I went to Greece primarily to run the Athens Classic Marathon, which is the original course that Pheidippides ran in 490 B.C. It was, without question, the hardest race I’ve ever run to date. For starters, it was pouring on the morning of the race. There I was, dressed in my singlet and shorts (and my hotel-issued red trash bag) in a vain attempt to keep myself dry and warm.
We were bussed from the Panathenaic Stadium (where we would eventually finish) to the start line in Marathon. Once we got to Marathon, we still had an hour to wait before the start. While I was waiting, I had the unique opportunity to meet and talk to Edwin Kipchom, an elite Kenyan athlete, who ended up finishing second in the race!

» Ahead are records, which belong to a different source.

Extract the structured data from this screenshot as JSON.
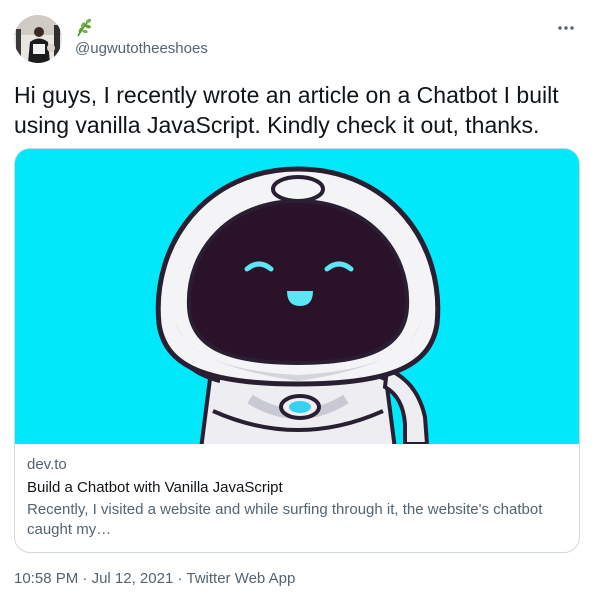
{
  "author": {
    "display_name_icon": "herb-emoji-icon",
    "handle": "@ugwutotheeshoes"
  },
  "tweet": {
    "text": "Hi guys, I recently wrote an article on a Chatbot I built using vanilla JavaScript. Kindly check it out, thanks."
  },
  "card": {
    "domain": "dev.to",
    "title": "Build a Chatbot with Vanilla JavaScript",
    "description": "Recently, I visited a website and while surfing through it, the website's chatbot caught my…",
    "image_background": "#00e8f9",
    "image_icon": "waving-robot-illustration"
  },
  "meta": {
    "time": "10:58 PM",
    "separator": " · ",
    "date": "Jul 12, 2021",
    "source": "Twitter Web App"
  },
  "colors": {
    "text": "#0f1419",
    "secondary": "#536471",
    "border": "#cfd9de"
  }
}
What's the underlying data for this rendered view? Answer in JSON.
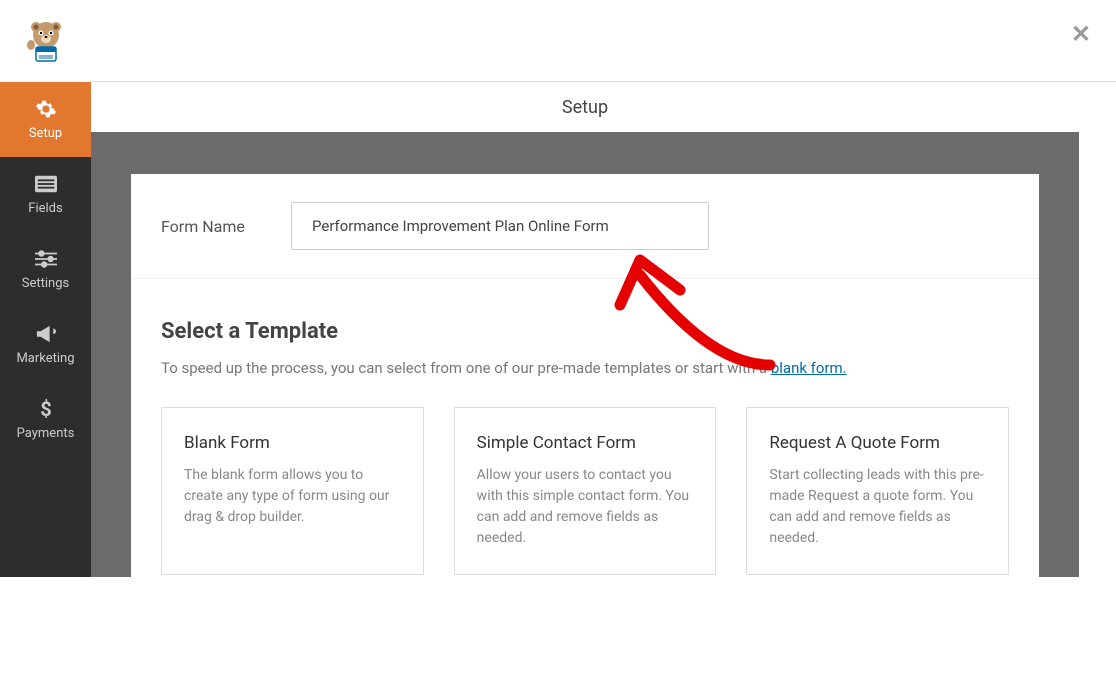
{
  "header": {
    "title": "Setup"
  },
  "sidebar": {
    "items": [
      {
        "label": "Setup"
      },
      {
        "label": "Fields"
      },
      {
        "label": "Settings"
      },
      {
        "label": "Marketing"
      },
      {
        "label": "Payments"
      }
    ]
  },
  "formName": {
    "label": "Form Name",
    "value": "Performance Improvement Plan Online Form"
  },
  "templates": {
    "heading": "Select a Template",
    "subtext_before": "To speed up the process, you can select from one of our pre-made templates or start with a ",
    "blank_link": "blank form.",
    "cards": [
      {
        "title": "Blank Form",
        "desc": "The blank form allows you to create any type of form using our drag & drop builder."
      },
      {
        "title": "Simple Contact Form",
        "desc": "Allow your users to contact you with this simple contact form. You can add and remove fields as needed."
      },
      {
        "title": "Request A Quote Form",
        "desc": "Start collecting leads with this pre-made Request a quote form. You can add and remove fields as needed."
      }
    ]
  },
  "close_label": "✕"
}
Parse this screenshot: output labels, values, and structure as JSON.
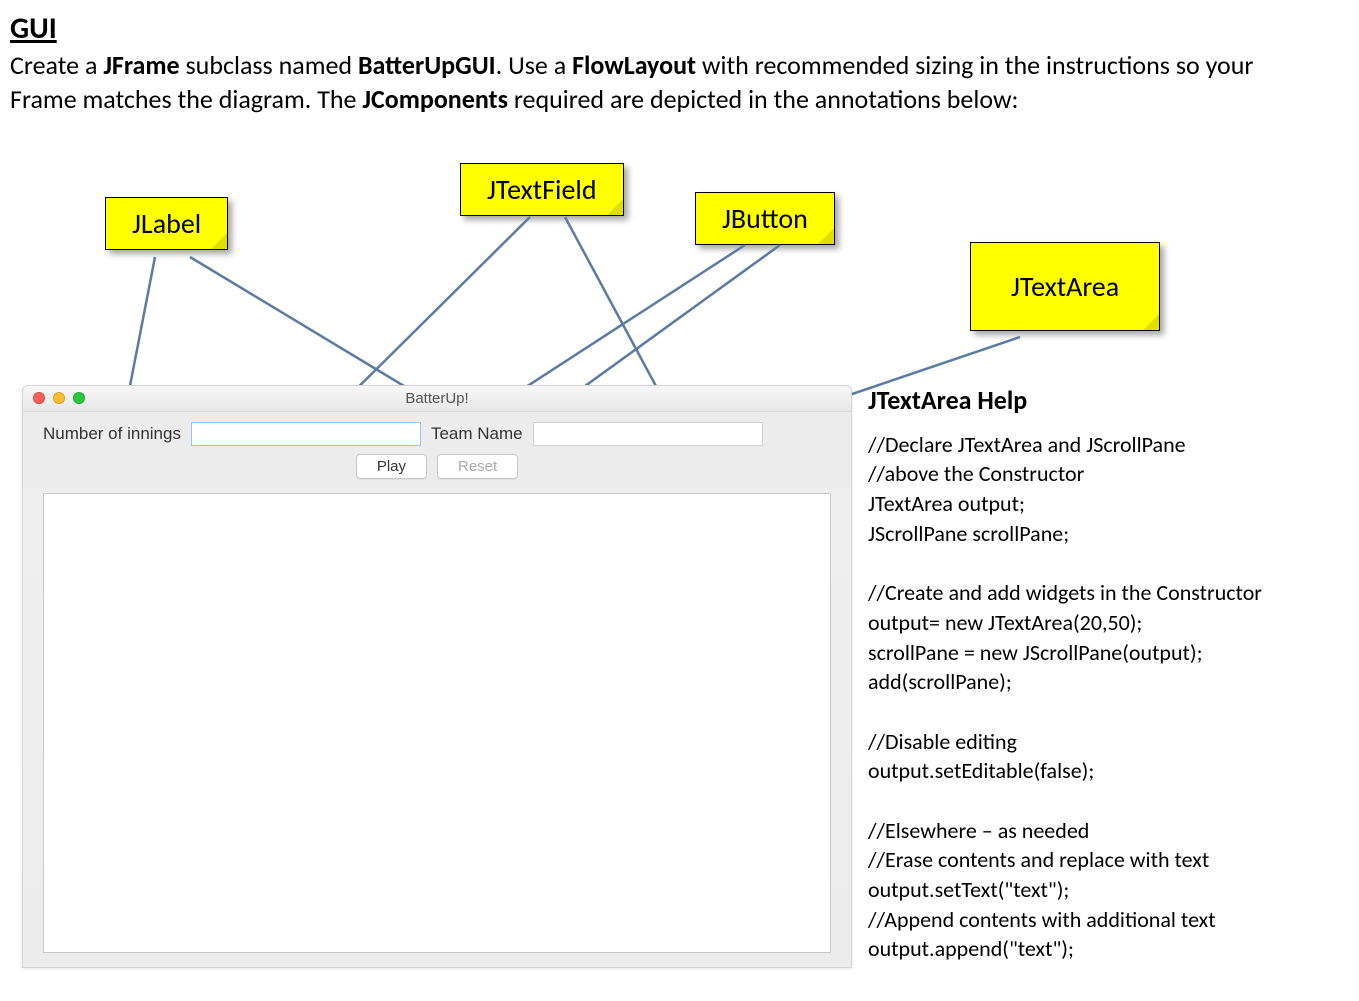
{
  "heading": "GUI",
  "intro": {
    "pre1": "Create a ",
    "b1": "JFrame",
    "mid1": " subclass named ",
    "b2": "BatterUpGUI",
    "mid2": ".  Use a ",
    "b3": "FlowLayout",
    "mid3": " with recommended sizing in the instructions so your Frame matches the diagram.  The ",
    "b4": "JComponents",
    "post": " required are depicted in the annotations below:"
  },
  "stickies": {
    "jlabel": "JLabel",
    "jtextfield": "JTextField",
    "jbutton": "JButton",
    "jtextarea": "JTextArea"
  },
  "window": {
    "title": "BatterUp!",
    "label_innings": "Number of innings",
    "label_team": "Team Name",
    "btn_play": "Play",
    "btn_reset": "Reset",
    "innings_value": "",
    "team_value": ""
  },
  "help": {
    "title": "JTextArea Help",
    "lines": [
      "//Declare JTextArea and JScrollPane",
      "//above the Constructor",
      "JTextArea output;",
      "JScrollPane scrollPane;",
      "",
      "//Create and add widgets in the Constructor",
      "output= new JTextArea(20,50);",
      "scrollPane = new JScrollPane(output);",
      "add(scrollPane);",
      "",
      "//Disable editing",
      "output.setEditable(false);",
      "",
      "//Elsewhere – as needed",
      "//Erase contents and replace with text",
      "output.setText(\"text\");",
      "//Append contents with additional text",
      "output.append(\"text\");"
    ]
  },
  "colors": {
    "sticky_bg": "#ffff00",
    "arrow": "#5b7aa4"
  }
}
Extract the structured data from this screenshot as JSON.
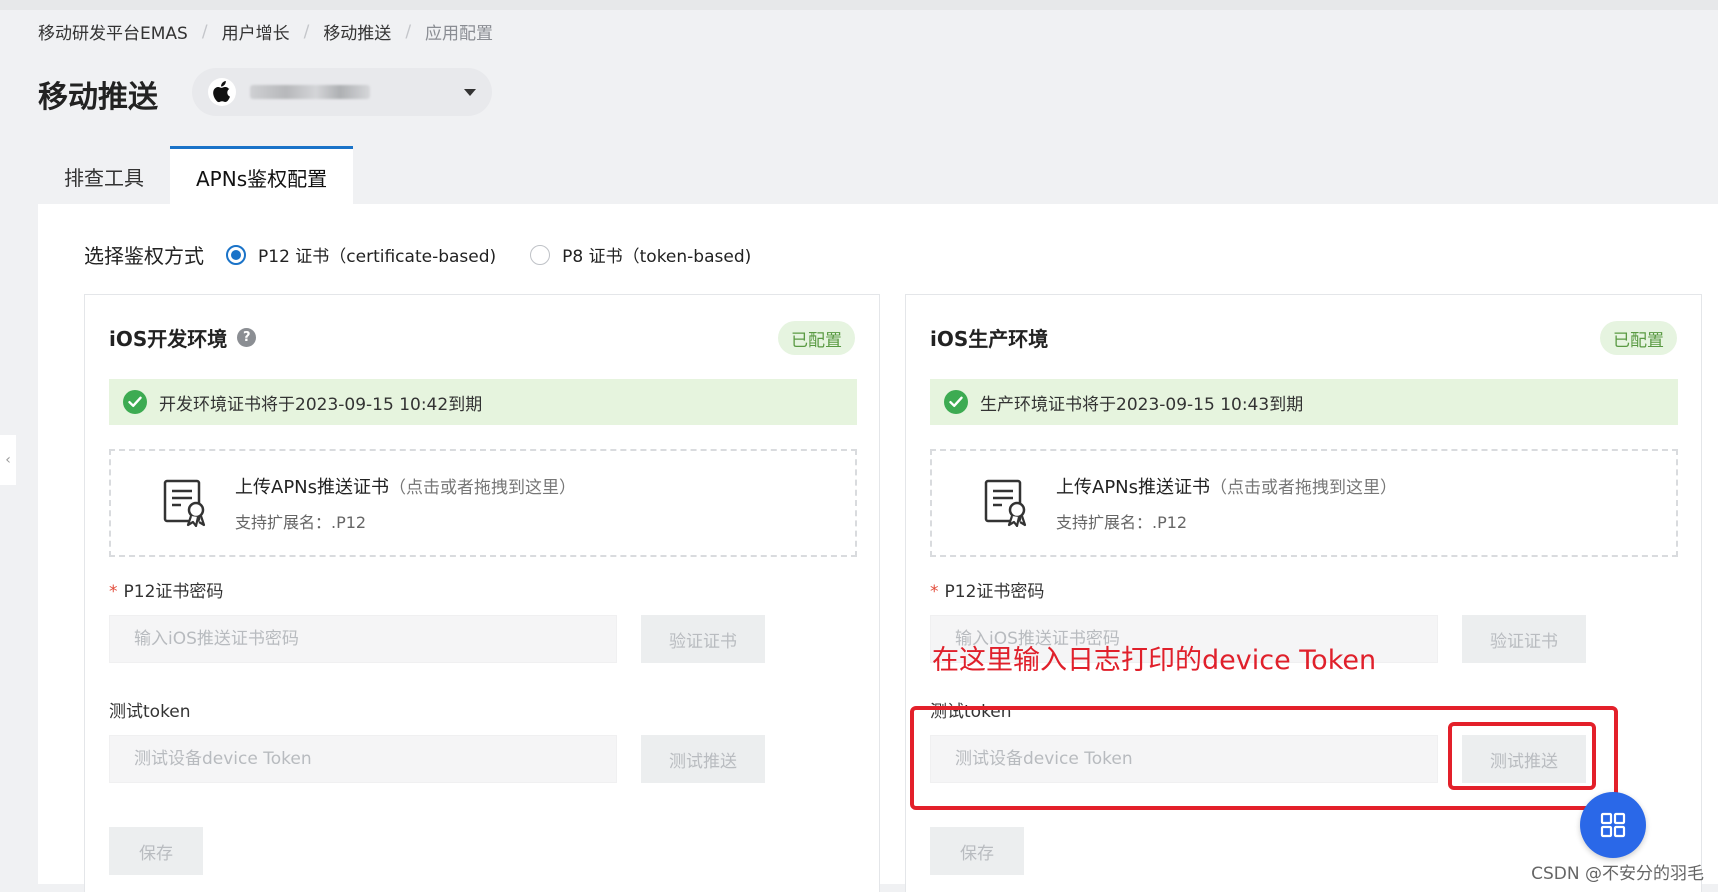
{
  "breadcrumb": {
    "items": [
      "移动研发平台EMAS",
      "用户增长",
      "移动推送",
      "应用配置"
    ],
    "separator": "/"
  },
  "header": {
    "title": "移动推送",
    "app_select": {
      "icon": "apple-icon",
      "value_blurred": true
    }
  },
  "tabs": [
    {
      "label": "排查工具",
      "active": false
    },
    {
      "label": "APNs鉴权配置",
      "active": true
    }
  ],
  "auth": {
    "label": "选择鉴权方式",
    "options": [
      {
        "label": "P12 证书（certificate-based)",
        "selected": true
      },
      {
        "label": "P8 证书（token-based)",
        "selected": false
      }
    ]
  },
  "dev": {
    "title": "iOS开发环境",
    "help_icon": "?",
    "badge": "已配置",
    "alert": "开发环境证书将于2023-09-15 10:42到期",
    "upload_title": "上传APNs推送证书",
    "upload_hint": "（点击或者拖拽到这里）",
    "upload_ext": "支持扩展名：.P12",
    "password_label": "P12证书密码",
    "password_placeholder": "输入iOS推送证书密码",
    "verify_button": "验证证书",
    "token_label": "测试token",
    "token_placeholder": "测试设备device Token",
    "test_button": "测试推送",
    "save_button": "保存"
  },
  "prod": {
    "title": "iOS生产环境",
    "badge": "已配置",
    "alert": "生产环境证书将于2023-09-15 10:43到期",
    "upload_title": "上传APNs推送证书",
    "upload_hint": "（点击或者拖拽到这里）",
    "upload_ext": "支持扩展名：.P12",
    "password_label": "P12证书密码",
    "password_placeholder": "输入iOS推送证书密码",
    "verify_button": "验证证书",
    "token_label": "测试token",
    "token_placeholder": "测试设备device Token",
    "test_button": "测试推送",
    "save_button": "保存"
  },
  "annotation": {
    "text": "在这里输入日志打印的device Token",
    "color": "#e0202b"
  },
  "watermark": "CSDN @不安分的羽毛",
  "colors": {
    "accent": "#1a73c8",
    "success": "#3dab52",
    "badge_text": "#5a9a43",
    "fab": "#2a68e8"
  }
}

He was amazed that I was an African-American (he mistook me for Kenyan) and I, of course, was dumbfounded that I was standing around casually chatting with an athlete of his caliber. He encouraged me to simply relax and finish the race. As he jogged away to warm up, he shouted back to me “success!”
I knew the race would be difficult. Despite the rain, I knew the course itself was going to be a tremendous challenge. The first 10k of the race was all downhill, and I was doing well. I hit the 5k split in 29:30. I reached the 10K split at 58:34. I was feeling pretty good after I’d shed my trash bag and long-sleeved t-shirt. But then—the gradual incline, from which we’d experience a rolling course for the next 32.2K began. By mile 7, my knee was in agony (the incline, plus the rain were beginning to work against me). It’s one thing when you’re running a marathon and you see the splits marked as miles (there’s only 26), but when the splits are marked as kilometers it’s 42K, and it’s mentally tough!
Then I made the mistake of eating a half of a banana around mile 10. I was crippled by gastrointestinal distress shortly thereafter, and I ended up having to take a 5-minute bathroom break. But, that actually turned out to be a blessing in disguise, because while I was waiting my turn, I met an American couple, who were living in Berlin, who reminded me to simply “enjoy the journey.” I was running in Greece after all!
At that point, I simply released my need for speed. I walked when I needed to, which was several times; I stopped by the medics to get my knee sprayed with this awesome cold mist. And I just took in the scenery around me. I dedicated miles to friends and loved ones; I had several deep mental conversations with God; I cried; I laughed; I clapped back at the spectators, and I let myself ENJOY THE JOURNEY.
When I approached the Panathenaic Stadium (which hosted the first modern Olympics in 1896), I knew my mom and dad, my husband, and most importantly my daughters, would expect to see me finish strong, so I ran the last 120 meters with all I had left in me, and I finished the marathon in 4:34:46. Not my best finish, but certainly my most rewarding.